## Your instructions
Copy out all lines in the data below containing the string "Downloads".

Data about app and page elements
· · · · ·
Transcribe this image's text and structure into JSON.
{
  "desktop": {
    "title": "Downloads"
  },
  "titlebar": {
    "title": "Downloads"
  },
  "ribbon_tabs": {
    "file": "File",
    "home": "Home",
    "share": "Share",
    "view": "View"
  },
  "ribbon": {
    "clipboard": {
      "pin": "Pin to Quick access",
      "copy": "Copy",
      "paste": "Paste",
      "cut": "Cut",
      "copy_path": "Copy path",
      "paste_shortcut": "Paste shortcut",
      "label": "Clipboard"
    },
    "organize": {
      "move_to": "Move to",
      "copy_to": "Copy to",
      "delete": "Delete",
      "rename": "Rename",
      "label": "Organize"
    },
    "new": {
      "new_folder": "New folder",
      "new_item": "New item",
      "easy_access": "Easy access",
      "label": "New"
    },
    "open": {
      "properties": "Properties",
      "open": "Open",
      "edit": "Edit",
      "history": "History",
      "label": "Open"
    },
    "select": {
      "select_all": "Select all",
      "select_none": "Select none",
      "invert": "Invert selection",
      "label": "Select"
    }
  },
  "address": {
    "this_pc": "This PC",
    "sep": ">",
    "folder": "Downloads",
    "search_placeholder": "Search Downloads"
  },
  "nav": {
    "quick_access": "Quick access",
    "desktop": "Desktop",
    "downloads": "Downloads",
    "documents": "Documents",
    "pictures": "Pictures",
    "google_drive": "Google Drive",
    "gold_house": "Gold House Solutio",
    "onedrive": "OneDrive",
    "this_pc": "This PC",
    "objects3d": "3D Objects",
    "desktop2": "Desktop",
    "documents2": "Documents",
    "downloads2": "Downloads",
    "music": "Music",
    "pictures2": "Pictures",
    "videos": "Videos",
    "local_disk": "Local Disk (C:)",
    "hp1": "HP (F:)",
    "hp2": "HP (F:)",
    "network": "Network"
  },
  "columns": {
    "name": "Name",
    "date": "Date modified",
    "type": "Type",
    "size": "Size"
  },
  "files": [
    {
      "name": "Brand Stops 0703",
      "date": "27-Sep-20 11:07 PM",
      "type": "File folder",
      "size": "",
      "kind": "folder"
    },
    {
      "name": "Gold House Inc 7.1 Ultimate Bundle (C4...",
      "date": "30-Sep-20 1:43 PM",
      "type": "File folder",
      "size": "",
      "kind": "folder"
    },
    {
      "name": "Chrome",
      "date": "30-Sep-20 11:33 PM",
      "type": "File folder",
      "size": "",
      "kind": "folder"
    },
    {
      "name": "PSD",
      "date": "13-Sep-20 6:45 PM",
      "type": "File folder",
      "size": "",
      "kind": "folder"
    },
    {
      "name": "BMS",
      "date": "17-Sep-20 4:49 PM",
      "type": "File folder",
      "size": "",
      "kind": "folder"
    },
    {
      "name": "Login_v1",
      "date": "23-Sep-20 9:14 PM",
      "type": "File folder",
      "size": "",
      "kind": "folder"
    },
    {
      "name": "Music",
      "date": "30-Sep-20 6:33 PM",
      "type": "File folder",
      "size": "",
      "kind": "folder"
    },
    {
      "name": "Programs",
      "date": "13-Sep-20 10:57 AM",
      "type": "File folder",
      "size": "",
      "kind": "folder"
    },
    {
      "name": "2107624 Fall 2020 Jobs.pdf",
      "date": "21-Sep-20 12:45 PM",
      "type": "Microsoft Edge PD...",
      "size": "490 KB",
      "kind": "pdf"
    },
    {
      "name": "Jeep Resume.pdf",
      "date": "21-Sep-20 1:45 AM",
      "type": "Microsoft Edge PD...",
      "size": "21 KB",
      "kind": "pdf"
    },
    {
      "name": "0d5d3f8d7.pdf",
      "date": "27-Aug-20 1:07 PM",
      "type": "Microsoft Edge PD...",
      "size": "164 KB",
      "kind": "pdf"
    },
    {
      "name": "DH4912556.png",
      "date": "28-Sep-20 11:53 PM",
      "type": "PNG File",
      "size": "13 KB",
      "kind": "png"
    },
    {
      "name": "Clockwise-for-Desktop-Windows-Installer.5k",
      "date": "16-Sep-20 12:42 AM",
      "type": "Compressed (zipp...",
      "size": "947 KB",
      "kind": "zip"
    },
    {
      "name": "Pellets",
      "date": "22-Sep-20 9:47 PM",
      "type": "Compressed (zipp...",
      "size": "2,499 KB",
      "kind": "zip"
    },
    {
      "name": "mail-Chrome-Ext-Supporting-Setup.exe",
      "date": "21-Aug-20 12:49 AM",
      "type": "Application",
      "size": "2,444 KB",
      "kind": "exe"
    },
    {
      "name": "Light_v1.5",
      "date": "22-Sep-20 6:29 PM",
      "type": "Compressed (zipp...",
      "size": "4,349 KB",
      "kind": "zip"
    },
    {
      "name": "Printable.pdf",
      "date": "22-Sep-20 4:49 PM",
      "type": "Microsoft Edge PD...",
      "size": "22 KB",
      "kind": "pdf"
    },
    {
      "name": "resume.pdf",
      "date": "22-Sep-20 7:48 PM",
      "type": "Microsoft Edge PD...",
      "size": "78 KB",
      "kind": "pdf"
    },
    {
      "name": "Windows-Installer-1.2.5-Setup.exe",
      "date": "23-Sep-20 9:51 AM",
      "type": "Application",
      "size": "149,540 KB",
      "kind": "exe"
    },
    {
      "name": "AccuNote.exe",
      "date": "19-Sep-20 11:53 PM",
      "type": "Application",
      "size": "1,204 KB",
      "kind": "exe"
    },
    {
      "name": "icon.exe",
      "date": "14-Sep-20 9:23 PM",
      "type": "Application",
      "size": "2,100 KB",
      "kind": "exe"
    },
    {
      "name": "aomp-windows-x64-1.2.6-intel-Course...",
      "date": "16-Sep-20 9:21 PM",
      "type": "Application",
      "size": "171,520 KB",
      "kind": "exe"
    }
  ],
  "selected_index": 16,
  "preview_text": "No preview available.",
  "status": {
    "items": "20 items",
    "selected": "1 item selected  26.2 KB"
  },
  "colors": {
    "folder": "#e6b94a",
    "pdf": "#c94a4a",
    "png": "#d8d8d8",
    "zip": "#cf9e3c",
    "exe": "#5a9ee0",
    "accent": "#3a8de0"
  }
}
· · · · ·
## Answer section
    "title": "Downloads"
    "title": "Downloads"
    "folder": "Downloads",
    "search_placeholder": "Search Downloads"
    "downloads": "Downloads",
    "downloads2": "Downloads",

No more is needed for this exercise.